Look through the entries for the string "name", and copy each line that holds it.

Items from an interface collection
*** Block opens ***
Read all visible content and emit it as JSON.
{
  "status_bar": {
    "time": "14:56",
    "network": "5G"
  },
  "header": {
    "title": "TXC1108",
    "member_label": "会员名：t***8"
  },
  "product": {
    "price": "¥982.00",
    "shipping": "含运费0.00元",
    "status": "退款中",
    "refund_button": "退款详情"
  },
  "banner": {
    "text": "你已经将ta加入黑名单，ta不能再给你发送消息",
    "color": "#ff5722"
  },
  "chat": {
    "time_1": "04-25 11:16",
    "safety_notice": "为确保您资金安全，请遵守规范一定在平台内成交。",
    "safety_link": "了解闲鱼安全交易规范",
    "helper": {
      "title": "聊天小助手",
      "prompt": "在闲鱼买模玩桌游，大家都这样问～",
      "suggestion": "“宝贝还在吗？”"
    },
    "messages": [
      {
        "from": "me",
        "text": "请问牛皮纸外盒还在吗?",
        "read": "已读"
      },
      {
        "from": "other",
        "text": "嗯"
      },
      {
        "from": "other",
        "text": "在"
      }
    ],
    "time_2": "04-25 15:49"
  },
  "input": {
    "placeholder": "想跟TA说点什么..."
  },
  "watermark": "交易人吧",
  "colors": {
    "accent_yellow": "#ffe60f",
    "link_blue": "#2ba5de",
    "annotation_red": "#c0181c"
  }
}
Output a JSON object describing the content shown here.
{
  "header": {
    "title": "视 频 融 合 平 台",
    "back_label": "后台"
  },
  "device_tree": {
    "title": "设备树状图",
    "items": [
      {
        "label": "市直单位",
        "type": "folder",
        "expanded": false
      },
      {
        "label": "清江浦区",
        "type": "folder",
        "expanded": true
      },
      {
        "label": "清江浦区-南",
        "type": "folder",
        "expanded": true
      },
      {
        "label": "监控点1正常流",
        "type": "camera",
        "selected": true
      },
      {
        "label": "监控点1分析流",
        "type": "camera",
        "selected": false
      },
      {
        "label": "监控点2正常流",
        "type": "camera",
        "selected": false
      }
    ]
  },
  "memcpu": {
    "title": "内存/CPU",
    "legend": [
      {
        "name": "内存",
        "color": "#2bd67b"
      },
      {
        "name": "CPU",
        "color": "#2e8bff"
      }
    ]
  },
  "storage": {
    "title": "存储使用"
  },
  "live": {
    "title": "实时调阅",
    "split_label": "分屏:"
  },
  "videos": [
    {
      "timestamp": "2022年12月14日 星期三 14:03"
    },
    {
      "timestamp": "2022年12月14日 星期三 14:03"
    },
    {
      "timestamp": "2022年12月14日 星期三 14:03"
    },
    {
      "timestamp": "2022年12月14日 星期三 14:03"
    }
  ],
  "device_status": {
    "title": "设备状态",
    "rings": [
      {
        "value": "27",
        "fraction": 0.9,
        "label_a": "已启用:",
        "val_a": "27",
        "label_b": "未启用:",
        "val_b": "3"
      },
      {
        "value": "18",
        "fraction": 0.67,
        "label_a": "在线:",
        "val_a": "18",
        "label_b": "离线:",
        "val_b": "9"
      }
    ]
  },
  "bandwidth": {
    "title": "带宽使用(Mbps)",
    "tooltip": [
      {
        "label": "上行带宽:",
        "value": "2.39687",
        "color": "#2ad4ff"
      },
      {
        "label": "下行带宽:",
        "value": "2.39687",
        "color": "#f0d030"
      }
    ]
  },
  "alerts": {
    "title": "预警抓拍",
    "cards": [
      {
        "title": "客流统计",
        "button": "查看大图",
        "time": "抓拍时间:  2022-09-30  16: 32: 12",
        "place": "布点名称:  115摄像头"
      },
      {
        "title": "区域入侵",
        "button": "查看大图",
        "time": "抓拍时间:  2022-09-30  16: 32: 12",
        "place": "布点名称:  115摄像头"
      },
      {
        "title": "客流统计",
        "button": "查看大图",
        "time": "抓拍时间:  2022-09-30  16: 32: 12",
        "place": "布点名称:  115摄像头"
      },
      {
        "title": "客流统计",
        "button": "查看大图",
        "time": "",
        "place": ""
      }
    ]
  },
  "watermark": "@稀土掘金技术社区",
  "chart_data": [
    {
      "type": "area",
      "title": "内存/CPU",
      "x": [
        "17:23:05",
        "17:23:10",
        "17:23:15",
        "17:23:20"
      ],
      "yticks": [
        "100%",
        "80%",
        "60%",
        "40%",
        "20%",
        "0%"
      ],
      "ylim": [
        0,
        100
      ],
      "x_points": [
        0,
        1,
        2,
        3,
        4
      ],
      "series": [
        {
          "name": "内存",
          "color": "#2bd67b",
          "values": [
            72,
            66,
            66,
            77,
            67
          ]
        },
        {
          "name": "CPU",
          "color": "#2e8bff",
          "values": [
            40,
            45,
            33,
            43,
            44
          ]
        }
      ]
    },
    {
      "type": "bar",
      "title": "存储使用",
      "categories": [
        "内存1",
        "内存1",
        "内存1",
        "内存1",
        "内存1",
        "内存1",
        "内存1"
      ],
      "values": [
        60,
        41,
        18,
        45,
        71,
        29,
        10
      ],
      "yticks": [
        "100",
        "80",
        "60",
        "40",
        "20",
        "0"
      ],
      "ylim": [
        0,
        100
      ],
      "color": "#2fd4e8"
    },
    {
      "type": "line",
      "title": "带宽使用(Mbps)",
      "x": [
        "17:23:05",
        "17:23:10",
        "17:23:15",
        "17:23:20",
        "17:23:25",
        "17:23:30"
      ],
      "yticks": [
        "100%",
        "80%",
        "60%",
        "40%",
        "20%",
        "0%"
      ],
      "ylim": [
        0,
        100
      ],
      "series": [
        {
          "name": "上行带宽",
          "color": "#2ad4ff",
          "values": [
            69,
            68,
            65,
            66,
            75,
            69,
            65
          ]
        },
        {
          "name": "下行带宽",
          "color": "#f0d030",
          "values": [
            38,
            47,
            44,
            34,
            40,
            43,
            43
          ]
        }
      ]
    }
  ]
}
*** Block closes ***
## [FINISHED EXERCISE]
        "name": "内存",
        "name": "CPU",
          "name": "内存",
          "name": "CPU",
          "name": "上行带宽",
          "name": "下行带宽",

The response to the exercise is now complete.